• **Stored items**
---
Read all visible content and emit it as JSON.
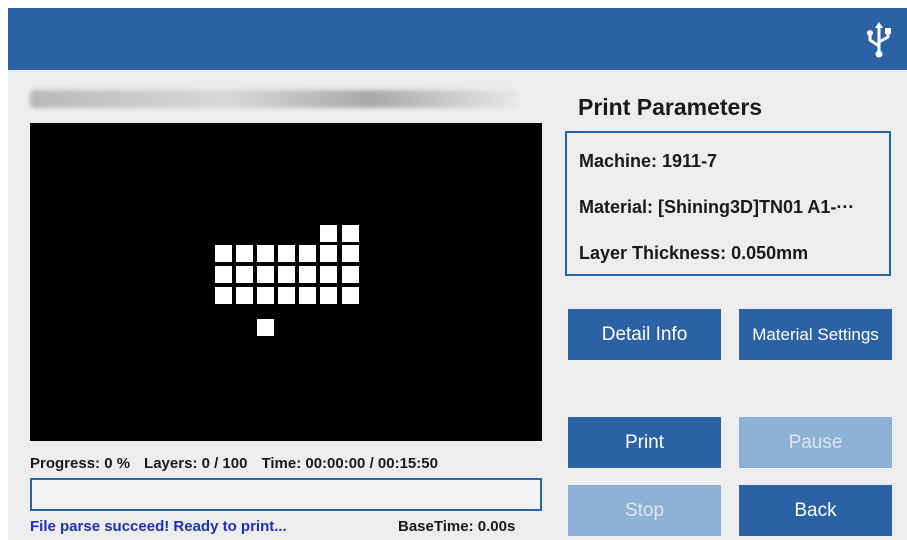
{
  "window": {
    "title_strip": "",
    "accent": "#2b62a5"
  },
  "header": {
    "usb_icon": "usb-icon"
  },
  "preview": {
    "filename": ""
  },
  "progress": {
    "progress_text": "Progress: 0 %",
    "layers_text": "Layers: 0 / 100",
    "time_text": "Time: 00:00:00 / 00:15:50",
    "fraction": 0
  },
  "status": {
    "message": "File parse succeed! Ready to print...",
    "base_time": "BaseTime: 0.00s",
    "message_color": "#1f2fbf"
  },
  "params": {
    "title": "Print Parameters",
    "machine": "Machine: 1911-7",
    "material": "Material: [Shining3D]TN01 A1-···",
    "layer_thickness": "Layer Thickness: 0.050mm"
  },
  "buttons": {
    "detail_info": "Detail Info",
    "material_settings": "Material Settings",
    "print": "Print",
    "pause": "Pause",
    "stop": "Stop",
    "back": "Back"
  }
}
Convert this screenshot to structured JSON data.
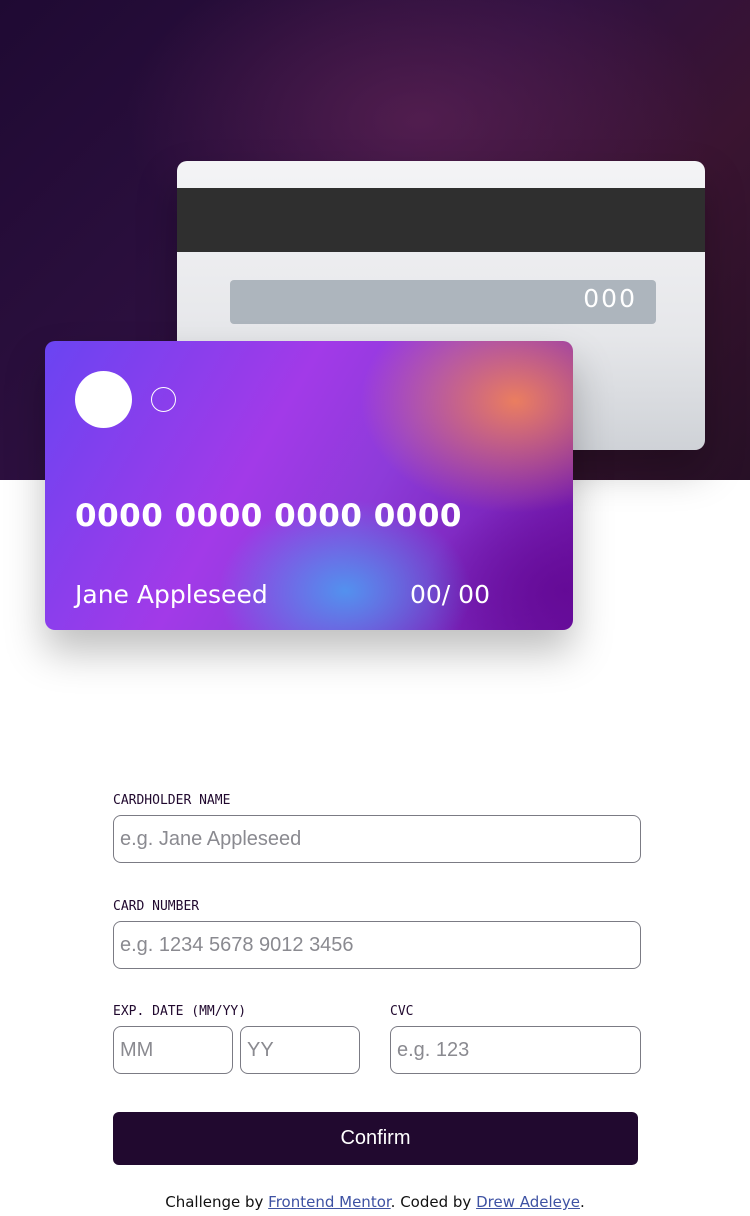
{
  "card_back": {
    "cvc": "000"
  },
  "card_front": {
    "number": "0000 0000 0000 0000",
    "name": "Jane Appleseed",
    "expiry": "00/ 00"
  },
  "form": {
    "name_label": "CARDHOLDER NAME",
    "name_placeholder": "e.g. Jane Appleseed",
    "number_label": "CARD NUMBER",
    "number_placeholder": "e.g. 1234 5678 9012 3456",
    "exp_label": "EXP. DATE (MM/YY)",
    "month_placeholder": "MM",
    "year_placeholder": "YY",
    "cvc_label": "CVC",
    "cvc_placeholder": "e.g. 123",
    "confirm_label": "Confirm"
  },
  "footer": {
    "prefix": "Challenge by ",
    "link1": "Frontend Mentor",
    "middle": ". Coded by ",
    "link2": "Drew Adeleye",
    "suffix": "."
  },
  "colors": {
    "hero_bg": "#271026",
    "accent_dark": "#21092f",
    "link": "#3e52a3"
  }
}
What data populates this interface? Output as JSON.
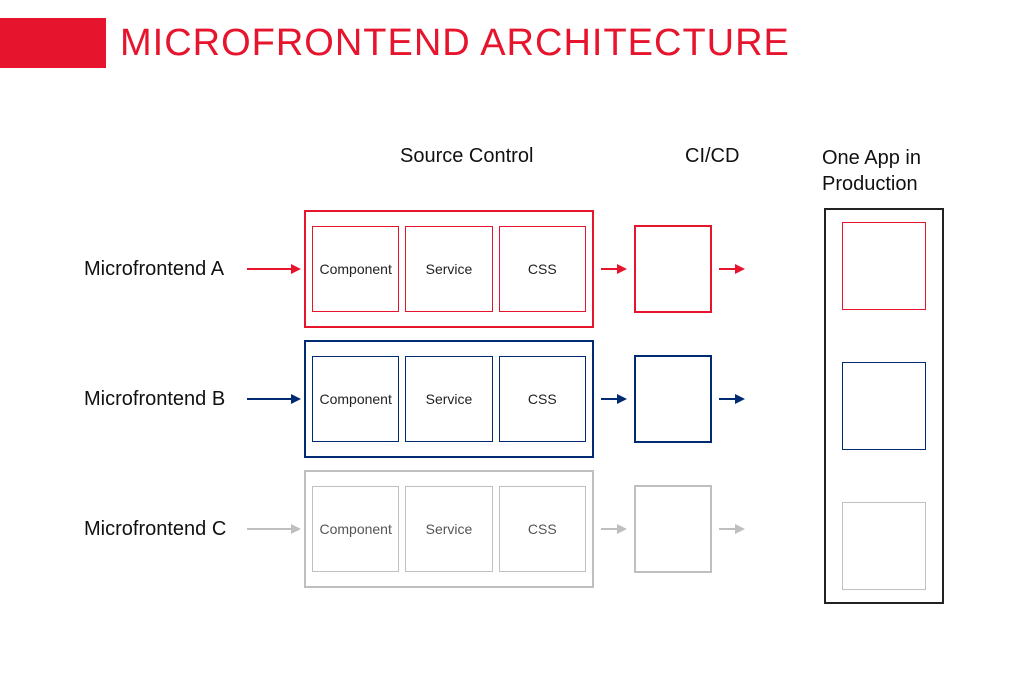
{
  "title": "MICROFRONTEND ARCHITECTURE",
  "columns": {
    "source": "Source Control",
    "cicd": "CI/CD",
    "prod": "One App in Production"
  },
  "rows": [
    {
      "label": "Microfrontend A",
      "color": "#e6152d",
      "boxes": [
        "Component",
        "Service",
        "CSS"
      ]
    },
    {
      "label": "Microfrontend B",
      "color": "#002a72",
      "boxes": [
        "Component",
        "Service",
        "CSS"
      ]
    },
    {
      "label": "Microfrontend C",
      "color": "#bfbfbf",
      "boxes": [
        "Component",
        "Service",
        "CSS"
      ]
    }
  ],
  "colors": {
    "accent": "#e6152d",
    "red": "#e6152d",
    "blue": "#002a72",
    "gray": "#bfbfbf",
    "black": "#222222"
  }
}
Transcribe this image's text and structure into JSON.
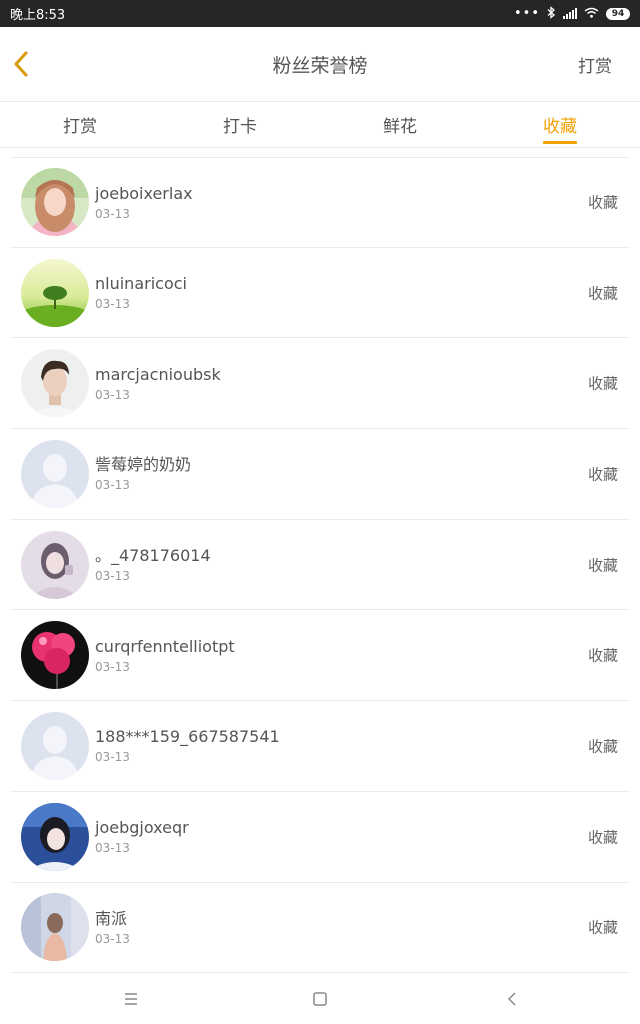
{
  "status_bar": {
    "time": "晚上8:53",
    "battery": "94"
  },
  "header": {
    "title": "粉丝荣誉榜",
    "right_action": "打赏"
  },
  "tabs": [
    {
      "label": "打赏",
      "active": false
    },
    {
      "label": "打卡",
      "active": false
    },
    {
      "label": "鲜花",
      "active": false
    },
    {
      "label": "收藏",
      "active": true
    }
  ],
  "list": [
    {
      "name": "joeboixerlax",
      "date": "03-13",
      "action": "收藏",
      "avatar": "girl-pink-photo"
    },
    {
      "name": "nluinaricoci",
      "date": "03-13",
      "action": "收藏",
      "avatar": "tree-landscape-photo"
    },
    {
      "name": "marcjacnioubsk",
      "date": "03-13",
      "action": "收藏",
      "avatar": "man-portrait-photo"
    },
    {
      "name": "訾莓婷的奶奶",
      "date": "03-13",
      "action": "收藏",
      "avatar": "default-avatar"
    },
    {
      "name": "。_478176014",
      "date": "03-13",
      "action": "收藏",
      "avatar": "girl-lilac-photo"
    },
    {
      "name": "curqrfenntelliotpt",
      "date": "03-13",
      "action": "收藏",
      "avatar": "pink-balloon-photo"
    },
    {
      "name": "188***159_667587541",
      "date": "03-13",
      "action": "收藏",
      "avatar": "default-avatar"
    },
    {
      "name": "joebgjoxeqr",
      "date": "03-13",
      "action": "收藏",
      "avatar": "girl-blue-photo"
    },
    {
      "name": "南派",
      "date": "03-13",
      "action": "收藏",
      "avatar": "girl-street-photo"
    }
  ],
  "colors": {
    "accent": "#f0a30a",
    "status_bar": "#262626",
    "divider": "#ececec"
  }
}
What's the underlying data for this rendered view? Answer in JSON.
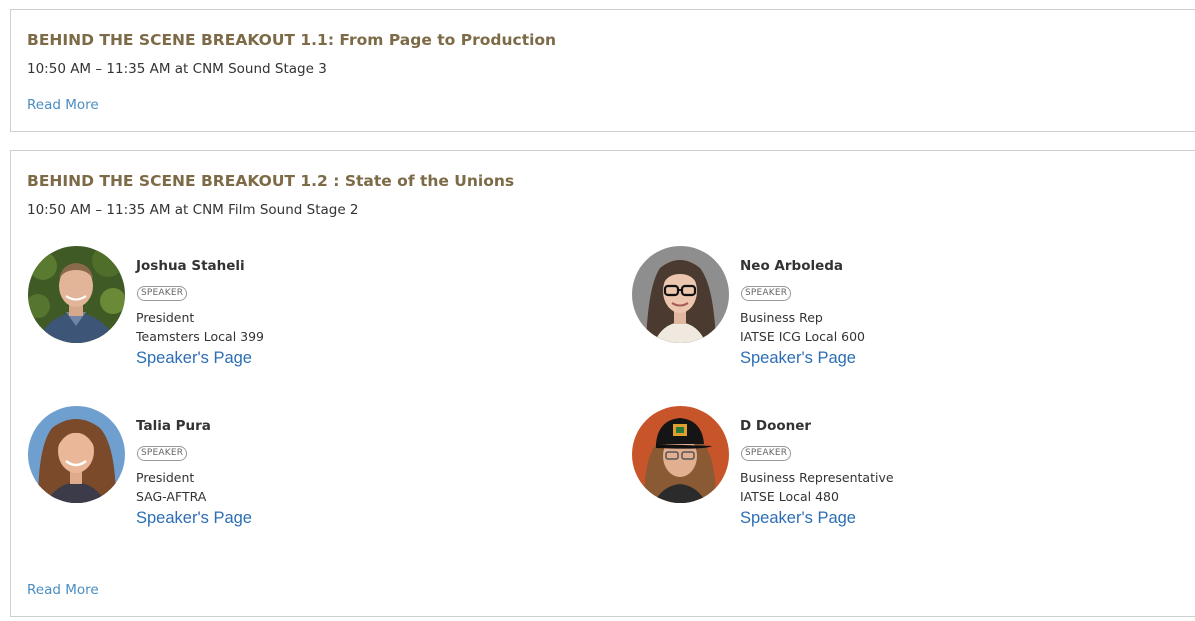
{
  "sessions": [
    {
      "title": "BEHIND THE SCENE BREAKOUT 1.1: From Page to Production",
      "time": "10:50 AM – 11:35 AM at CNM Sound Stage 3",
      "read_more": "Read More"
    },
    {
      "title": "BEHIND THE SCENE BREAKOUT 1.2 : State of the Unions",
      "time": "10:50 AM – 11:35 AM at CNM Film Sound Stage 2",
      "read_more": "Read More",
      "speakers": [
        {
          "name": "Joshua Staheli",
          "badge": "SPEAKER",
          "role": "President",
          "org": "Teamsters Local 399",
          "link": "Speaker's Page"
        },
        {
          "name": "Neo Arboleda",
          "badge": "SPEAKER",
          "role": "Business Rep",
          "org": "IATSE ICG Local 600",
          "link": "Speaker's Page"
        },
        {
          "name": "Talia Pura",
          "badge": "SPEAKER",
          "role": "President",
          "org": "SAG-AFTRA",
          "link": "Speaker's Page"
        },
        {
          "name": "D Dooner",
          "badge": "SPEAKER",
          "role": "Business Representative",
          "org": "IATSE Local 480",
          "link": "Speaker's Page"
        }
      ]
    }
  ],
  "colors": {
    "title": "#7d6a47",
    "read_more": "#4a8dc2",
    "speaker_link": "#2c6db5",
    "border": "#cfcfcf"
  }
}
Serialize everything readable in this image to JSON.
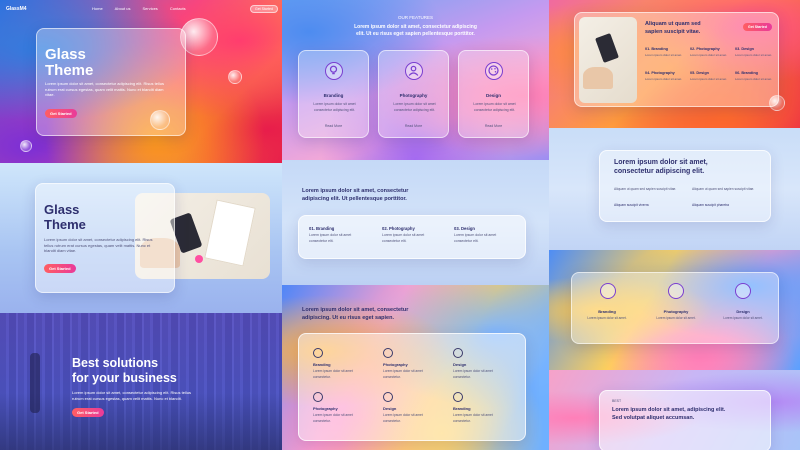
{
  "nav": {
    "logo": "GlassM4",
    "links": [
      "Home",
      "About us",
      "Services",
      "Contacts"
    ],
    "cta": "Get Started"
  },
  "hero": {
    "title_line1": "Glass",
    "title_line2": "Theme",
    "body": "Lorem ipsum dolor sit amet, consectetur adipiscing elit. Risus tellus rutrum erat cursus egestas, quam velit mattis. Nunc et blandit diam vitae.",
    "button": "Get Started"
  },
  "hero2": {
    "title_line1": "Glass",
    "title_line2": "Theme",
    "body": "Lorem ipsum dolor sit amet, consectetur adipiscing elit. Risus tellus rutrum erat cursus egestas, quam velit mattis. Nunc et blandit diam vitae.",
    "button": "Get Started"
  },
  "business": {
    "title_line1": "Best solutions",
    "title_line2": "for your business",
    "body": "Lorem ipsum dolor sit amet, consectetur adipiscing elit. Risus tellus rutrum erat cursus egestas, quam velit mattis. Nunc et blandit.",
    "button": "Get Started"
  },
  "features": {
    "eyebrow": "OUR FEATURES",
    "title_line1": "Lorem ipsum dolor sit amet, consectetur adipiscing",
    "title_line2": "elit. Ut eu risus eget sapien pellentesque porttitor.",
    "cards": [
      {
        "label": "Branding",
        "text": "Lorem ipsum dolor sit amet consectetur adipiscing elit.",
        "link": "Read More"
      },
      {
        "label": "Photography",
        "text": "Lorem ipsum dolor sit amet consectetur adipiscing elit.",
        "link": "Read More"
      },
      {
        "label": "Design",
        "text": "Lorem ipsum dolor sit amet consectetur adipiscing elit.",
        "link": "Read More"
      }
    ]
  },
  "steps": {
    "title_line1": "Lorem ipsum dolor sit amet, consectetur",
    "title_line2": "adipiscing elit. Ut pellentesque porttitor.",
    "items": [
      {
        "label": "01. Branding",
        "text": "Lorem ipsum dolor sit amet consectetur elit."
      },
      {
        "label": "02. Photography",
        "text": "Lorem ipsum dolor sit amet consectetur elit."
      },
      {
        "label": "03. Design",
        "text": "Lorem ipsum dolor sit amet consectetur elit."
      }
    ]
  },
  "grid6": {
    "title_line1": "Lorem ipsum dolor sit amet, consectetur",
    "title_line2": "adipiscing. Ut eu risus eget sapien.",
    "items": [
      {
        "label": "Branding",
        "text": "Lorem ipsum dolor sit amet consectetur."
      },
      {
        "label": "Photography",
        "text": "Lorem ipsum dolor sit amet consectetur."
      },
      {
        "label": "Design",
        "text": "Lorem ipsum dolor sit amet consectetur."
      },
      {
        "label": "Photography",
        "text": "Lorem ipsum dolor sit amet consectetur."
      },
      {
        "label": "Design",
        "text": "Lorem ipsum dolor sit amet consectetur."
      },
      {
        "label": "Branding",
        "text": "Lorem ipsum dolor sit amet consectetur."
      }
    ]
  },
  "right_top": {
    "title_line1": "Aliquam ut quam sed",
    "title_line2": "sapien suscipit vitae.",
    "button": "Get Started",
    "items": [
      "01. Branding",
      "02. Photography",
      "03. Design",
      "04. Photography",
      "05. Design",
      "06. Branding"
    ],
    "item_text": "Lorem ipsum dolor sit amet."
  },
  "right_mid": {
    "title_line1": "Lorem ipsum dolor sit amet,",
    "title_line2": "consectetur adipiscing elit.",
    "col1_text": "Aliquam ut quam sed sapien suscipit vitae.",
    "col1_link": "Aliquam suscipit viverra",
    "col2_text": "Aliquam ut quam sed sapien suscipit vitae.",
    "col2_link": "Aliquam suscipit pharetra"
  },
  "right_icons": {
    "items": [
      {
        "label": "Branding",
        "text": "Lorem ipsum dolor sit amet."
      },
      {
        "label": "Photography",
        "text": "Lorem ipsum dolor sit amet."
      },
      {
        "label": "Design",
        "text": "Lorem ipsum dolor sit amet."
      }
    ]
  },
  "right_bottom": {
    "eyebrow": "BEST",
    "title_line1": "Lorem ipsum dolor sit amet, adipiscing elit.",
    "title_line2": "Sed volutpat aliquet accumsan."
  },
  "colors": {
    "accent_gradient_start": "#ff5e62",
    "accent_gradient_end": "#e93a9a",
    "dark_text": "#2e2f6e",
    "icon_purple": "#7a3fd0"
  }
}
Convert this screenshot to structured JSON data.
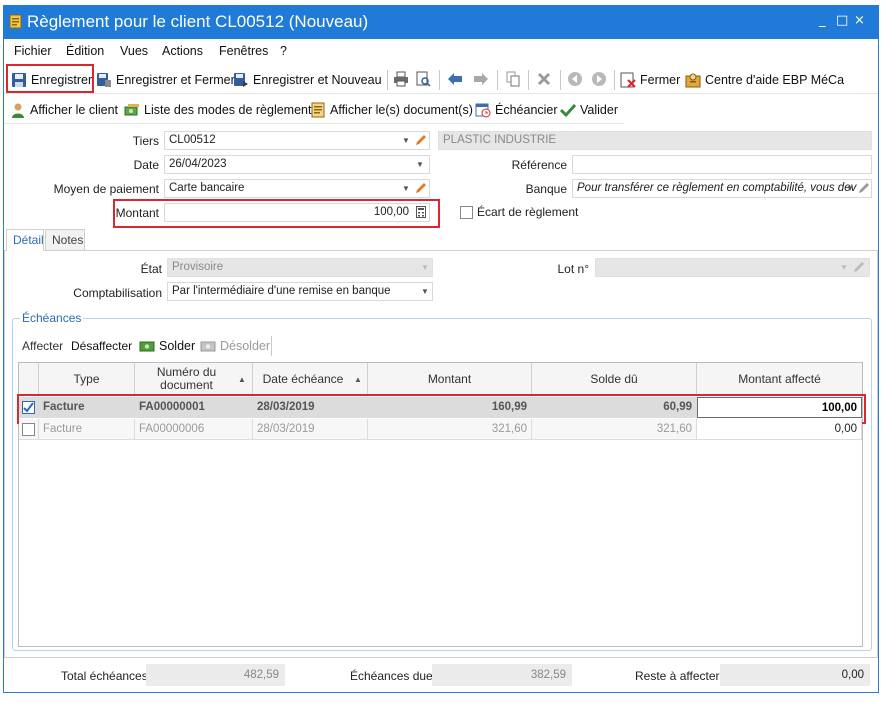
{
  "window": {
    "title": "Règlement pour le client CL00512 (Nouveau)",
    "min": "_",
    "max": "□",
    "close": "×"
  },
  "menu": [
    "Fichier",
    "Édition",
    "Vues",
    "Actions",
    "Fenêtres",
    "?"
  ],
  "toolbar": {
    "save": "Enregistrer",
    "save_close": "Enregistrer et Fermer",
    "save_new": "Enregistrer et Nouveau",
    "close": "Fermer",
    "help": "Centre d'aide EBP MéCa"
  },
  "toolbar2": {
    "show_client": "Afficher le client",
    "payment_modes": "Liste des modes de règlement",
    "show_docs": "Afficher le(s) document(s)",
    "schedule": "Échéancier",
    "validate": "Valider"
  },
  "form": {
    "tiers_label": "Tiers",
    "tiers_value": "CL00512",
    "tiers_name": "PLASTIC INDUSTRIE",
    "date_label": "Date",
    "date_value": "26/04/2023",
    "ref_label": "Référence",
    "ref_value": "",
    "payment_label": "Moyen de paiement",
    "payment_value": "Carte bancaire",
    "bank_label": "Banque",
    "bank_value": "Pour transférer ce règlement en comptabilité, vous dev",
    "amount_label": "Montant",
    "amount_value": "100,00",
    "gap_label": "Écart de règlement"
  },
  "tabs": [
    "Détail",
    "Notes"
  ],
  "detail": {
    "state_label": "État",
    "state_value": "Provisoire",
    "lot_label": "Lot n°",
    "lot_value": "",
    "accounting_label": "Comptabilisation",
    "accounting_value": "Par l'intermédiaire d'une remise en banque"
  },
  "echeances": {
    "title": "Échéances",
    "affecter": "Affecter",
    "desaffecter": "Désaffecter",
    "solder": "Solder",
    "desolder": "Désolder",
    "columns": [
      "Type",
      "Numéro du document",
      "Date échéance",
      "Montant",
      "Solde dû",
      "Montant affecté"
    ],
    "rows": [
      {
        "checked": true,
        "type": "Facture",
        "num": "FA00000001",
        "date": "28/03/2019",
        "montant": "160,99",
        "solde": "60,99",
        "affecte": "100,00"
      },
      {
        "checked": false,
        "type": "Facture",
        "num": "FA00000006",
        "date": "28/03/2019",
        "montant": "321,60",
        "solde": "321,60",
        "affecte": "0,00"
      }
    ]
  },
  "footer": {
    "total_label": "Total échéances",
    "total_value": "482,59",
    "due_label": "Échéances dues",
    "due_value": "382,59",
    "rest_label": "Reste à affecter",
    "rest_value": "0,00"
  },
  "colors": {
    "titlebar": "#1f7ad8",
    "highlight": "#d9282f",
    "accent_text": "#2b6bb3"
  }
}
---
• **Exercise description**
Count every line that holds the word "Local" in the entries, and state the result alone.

• **Solved exercise**
3